Rob Silverblatt

A Twitter-induced panic that briefly rocked financial markets last week has prompted fresh criticism of algorithm-based trading and its potential to rapidly destabilize stock prices.

Last Tuesday, the Associated Press sent out a tweet indicating that two explosions had gone off in the White House and that President Obama had been injured. Although it did not take long to verify that the tweet, which was the result of the AP's Twitter account being hacked, was false, it's what happened during that brief period of uncertainty that has investors concerned.

[Read: Why Your Mutual Fund Provider May Start Blowing Up Your Twitter Feed.]

In a matter of minutes, the Dow Jones Industrial Average dropped by around 145 points. Put another way, approximately $136 billion in wealth vanished into thin air, only to reappear moments later when the truth got out and trading stabilized.

Jeff Kleintop, the chief market strategist for LPL Financial, says that the plunge highlights some of the vulnerabilities of trading stocks in a high-tech world. It used to the case, Kleintop notes, that the worst that could happen was "you could get a fake press release on an individual stock that could dislocate its price." Now, of course, things are different. "We're now at the point where you can just Twitter-bomb the entire market with a single post," he says.

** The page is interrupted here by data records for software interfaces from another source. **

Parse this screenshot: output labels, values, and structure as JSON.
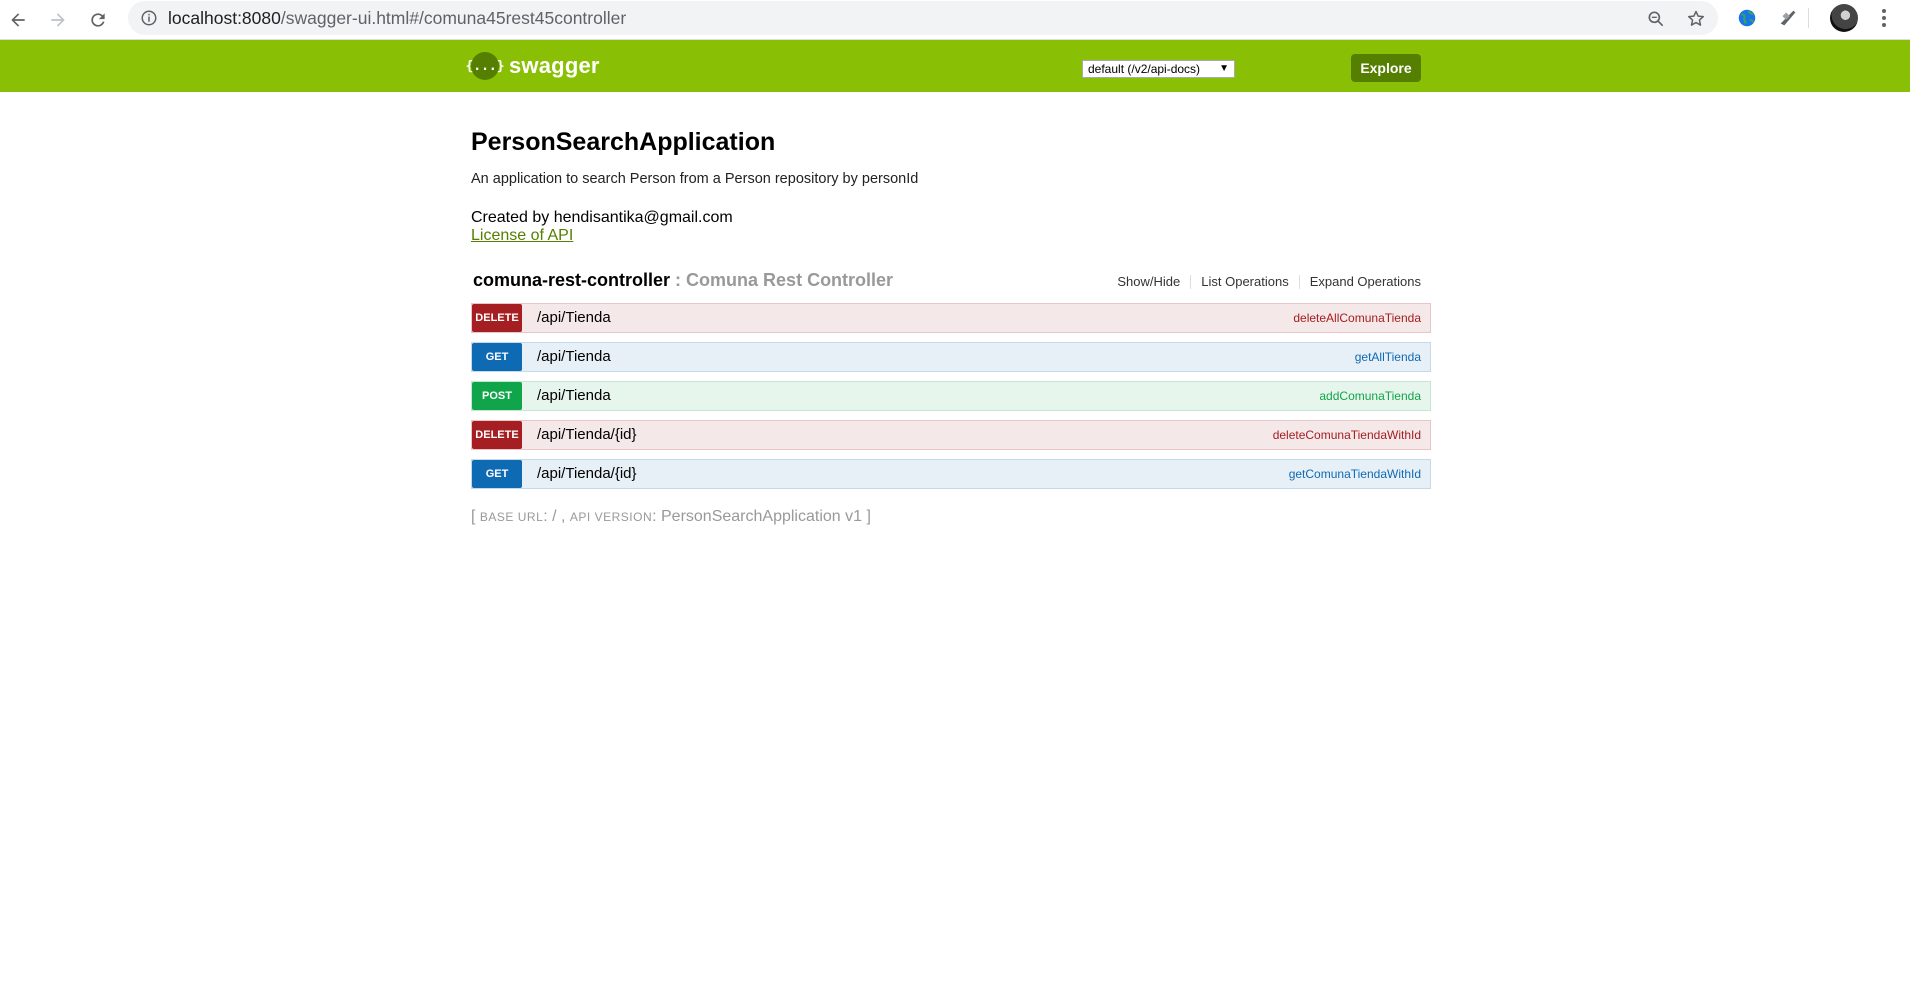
{
  "browser": {
    "url_host": "localhost:8080",
    "url_path": "/swagger-ui.html#/comuna45rest45controller"
  },
  "header": {
    "logo_glyph": "{...}",
    "logo_text": "swagger",
    "spec_selected": "default (/v2/api-docs)",
    "explore_label": "Explore",
    "brand_color": "#89bf04"
  },
  "info": {
    "title": "PersonSearchApplication",
    "description": "An application to search Person from a Person repository by personId",
    "contact": "Created by hendisantika@gmail.com",
    "license": "License of API"
  },
  "resource": {
    "name": "comuna-rest-controller",
    "separator": " : ",
    "description": "Comuna Rest Controller",
    "show_hide": "Show/Hide",
    "list_operations": "List Operations",
    "expand_operations": "Expand Operations",
    "operations": [
      {
        "method": "DELETE",
        "path": "/api/Tienda",
        "nickname": "deleteAllComunaTienda"
      },
      {
        "method": "GET",
        "path": "/api/Tienda",
        "nickname": "getAllTienda"
      },
      {
        "method": "POST",
        "path": "/api/Tienda",
        "nickname": "addComunaTienda"
      },
      {
        "method": "DELETE",
        "path": "/api/Tienda/{id}",
        "nickname": "deleteComunaTiendaWithId"
      },
      {
        "method": "GET",
        "path": "/api/Tienda/{id}",
        "nickname": "getComunaTiendaWithId"
      }
    ]
  },
  "footer": {
    "open": "[ ",
    "base_url_label": "base url",
    "base_url_value": ": / , ",
    "api_version_label": "api version",
    "api_version_value": ": PersonSearchApplication v1 ]"
  }
}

While humans were the ones who ultimately verified the falsity of the AP tweet, computers were largely behind the market dislocation that took place in the interim. Trained by algorithms, computers can search headlines and social media and make trading decisions based on what they see. These computers, which make their decisions in a matter of nanoseconds, were fooled by the fake tweet.

[Read: Does High-Speed Trading Hurt Investors?]

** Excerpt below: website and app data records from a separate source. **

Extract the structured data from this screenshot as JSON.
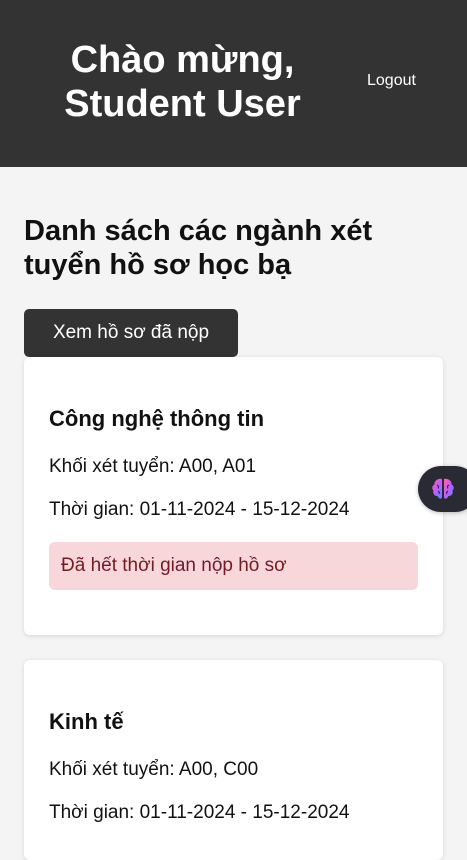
{
  "header": {
    "welcome": "Chào mừng, Student User",
    "logout_label": "Logout"
  },
  "main": {
    "title": "Danh sách các ngành xét tuyển hồ sơ học bạ",
    "view_submitted_label": "Xem hồ sơ đã nộp",
    "majors": [
      {
        "name": "Công nghệ thông tin",
        "blocks": "Khối xét tuyển: A00, A01",
        "period": "Thời gian: 01-11-2024 - 15-12-2024",
        "status": "Đã hết thời gian nộp hồ sơ"
      },
      {
        "name": "Kinh tế",
        "blocks": "Khối xét tuyển: A00, C00",
        "period": "Thời gian: 01-11-2024 - 15-12-2024"
      }
    ]
  },
  "floating_widget": {
    "icon": "brain-icon"
  },
  "colors": {
    "header_bg": "#333333",
    "page_bg": "#f4f4f4",
    "alert_bg": "#f8d7da",
    "alert_text": "#721c24"
  }
}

The ability of a hacker to have such a large effect has many in the investing community worried. "To me [that would sound] like we have a real vulnerability in that trickery can induce [panic]," says Jeff Tjornehoj, the head of Americas research at Lipper. Or, as The Economist put it, "a market sent skittering in one direction and then another because of false signals does little to provide information or [instill] confidence."

Tjornehoj notes that algorithm-based traders do not even need to sell stocks to cause the type of panic that ensued on Tuesday. In fact, he notes so-called high-frequency traders can cause a plunge merely by refraining from buying stocks, thereby triggering a liquidity crisis. High-frequency traders "weren't necessarily selling" during those moments, he says. "It's more likely that they weren't buying."

[Read: 6 Tips for Twitter's IPO: How Not to Be a Facebook.]

The aftermath of the Tweet prompted introspection on Wall Street and quite a bit of ridicule on late-night television. "Now, for investors like me, it was a real roller coaster ride," Stephen Colbert said on "The Colbert Report." "And I still can't believe I blew $16 for the souvenir photo."

Nonetheless, some see a silver lining in the fact that the market stabilized quickly in the aftermath of the tweet. "I also think the recovery from it shows that [the market is] perhaps resilient enough to overcome the trickery that some may play," Tjornehoj says. "It didn't take but a few minutes to normalize. So I think the end result is that ... it passed relatively quickly, but it leaves us less certain that the next time we will overcome [in the same way]."